  1. Avoid Multiple Hard Checks in a Short Time Frame- Because each hard credit inquiry can decrease your credit score, try to avoid having multiple hard checks in a short span of time. Wait six months to a year between submitting applications, especially before big purchases and applying for a mortgage or auto loan, so your score has time to bounce back. Multiple recent credit inquiries may also signal to lenders and other entities that you’re in a financial predicament, which could factor into their judgment.
  1. Dispute Any Errors- By law, you’re entitled to free copies of all three of your credit reports every 12 months. You can request your copies online at, which is federally authorized. When you receive your reports, check each one for inaccuracies or suspicious activity, like an unauthorized hard inquiry. Some lenders and other entities may only communicate with one bureau about your accounts, so each report may contain information not included on the other two. If you find concerning activity or inaccurate information, contact the credit bureau that issued the report for guidance on next steps, such as filing a dispute to have it removed. If the information is on all three reports, you’ll need to contact all three bureaus individually.
  1. Take Advantage of Preapprovals- Since preapprovals are soft checks that don’t impact your credit, they’re a smart way to shop for a credit card, loan, or insurance. Preapprovals will give you a reasonable estimate of the rates and terms you may be eligible for, without having to worry about your score dropping. You can compare those preapprovals to find one that best fits your needs, and let it guide your spending plan. When you’re ready to make your purchase, you can officially apply for the offer you choose. This process can help you find your preferred terms without having multiple hard checks on your credit report.
  1. Be Aware of Safe Harbor Periods- For some financial decisions – such as taking out a mortgage – you may want to know your exact offers before making a final choice, which requires lenders to perform hard inquiries. Fortunately, credit scoring models make allowances for hard credit checks of the same type made within a specific time frame, called a safe harbor period. This period can be between 14 to 45 days, depending on the scoring model.
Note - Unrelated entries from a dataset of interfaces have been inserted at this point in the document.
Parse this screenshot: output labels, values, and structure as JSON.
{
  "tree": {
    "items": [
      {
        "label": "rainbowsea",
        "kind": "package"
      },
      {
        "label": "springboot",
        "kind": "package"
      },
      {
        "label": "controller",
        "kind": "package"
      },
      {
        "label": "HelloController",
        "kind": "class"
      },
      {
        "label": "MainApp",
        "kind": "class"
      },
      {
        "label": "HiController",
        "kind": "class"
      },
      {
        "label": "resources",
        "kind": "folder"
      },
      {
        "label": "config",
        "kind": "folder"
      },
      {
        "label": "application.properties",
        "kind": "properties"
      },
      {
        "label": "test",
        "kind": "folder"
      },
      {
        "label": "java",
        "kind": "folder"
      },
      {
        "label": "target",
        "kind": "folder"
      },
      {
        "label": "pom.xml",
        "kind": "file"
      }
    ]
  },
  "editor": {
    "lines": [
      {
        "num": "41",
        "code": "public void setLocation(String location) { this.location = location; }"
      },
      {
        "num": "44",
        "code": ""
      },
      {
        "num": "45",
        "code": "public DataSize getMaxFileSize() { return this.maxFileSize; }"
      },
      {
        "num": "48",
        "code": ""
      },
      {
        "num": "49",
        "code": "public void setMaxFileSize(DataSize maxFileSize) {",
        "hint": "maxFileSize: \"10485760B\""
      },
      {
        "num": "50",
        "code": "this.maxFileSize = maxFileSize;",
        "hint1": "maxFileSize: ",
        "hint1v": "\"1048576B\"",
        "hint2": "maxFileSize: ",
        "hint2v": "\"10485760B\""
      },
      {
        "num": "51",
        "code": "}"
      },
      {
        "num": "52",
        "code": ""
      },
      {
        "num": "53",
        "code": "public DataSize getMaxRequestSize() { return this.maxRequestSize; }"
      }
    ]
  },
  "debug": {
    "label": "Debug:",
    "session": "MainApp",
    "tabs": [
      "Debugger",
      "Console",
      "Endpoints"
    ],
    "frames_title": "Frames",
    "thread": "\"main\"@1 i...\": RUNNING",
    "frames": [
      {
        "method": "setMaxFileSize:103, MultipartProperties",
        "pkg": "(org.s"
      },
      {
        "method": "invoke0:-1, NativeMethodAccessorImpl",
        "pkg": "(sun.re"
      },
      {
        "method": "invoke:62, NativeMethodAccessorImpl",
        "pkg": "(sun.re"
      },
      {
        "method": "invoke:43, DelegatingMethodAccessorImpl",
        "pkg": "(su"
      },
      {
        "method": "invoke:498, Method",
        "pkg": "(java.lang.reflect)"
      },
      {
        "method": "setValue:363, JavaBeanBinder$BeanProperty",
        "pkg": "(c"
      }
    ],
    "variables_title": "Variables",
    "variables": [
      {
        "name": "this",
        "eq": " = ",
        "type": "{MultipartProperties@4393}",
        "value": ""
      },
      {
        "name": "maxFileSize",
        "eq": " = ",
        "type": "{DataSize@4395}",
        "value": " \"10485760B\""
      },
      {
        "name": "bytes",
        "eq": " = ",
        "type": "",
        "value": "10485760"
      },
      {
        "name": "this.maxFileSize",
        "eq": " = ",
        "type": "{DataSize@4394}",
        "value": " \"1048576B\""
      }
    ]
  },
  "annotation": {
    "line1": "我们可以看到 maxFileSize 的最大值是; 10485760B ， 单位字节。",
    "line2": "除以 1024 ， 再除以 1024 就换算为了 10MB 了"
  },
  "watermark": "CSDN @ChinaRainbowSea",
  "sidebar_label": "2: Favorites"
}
With this safe harbor period, every hard inquiry will still appear on your credit report, but only one will impact your credit score. Additional inquiries for the same type of financing within the allotted time won’t decrease your score any further. Planning your applications accordingly allows you to make an informed decision and find the best rates, with only minimal change to your credit score.

  Better Credit, Better Rates

Your credit scores can impact major moments in your life, from buying a home to landing a job. Wisely managing your credit checks can help you maintain healthier credit scores, which may lead to money-saving benefits like lower interest rates on loans or smaller premiums on car insurance. Take time to build your credit score before applying for credit by spacing out your hard credit inquiries and following other healthy financial habits.

Good credit management is just one component of staying financially fit. Call us at (877) 773-6605 to learn how we can help support your financial health.